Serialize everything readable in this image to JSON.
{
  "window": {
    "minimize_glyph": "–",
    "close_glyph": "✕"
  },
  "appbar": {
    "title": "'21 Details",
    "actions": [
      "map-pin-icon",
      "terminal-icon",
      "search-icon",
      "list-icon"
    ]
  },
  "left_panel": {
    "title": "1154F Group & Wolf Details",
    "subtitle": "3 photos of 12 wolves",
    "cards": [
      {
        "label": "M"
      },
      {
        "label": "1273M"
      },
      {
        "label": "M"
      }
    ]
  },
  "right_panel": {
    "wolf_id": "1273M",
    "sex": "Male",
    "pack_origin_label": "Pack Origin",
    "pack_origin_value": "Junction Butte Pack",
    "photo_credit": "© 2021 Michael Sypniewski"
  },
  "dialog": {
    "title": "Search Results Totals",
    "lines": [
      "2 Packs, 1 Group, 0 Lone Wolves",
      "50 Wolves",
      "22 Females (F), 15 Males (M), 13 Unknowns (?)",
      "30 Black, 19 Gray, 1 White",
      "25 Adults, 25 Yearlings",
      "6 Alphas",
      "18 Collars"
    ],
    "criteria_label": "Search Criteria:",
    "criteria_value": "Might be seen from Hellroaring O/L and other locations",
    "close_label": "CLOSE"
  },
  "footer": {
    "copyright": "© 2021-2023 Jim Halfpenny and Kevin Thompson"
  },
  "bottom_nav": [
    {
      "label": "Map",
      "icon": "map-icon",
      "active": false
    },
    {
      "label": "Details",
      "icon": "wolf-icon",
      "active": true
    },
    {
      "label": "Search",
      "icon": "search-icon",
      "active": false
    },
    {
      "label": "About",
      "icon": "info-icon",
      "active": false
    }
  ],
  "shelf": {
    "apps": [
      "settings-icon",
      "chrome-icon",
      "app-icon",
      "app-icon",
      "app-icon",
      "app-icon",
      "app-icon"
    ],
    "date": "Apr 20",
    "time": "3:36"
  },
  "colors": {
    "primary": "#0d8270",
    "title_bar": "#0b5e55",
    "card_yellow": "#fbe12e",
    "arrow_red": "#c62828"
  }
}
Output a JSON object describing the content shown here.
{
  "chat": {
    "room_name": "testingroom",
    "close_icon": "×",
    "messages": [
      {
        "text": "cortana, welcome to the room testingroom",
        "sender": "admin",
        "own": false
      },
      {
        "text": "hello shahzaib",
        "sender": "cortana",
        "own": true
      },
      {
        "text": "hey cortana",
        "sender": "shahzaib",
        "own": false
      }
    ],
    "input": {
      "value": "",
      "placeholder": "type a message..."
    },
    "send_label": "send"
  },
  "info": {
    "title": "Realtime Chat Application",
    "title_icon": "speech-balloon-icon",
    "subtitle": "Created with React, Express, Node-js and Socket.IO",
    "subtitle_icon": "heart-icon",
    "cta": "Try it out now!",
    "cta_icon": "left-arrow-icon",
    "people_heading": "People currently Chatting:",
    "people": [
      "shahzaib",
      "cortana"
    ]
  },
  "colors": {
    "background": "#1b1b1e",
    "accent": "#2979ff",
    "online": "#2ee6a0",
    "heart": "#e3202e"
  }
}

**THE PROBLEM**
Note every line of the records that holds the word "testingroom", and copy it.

**SOLUTION**
    "room_name": "testingroom",
        "text": "cortana, welcome to the room testingroom",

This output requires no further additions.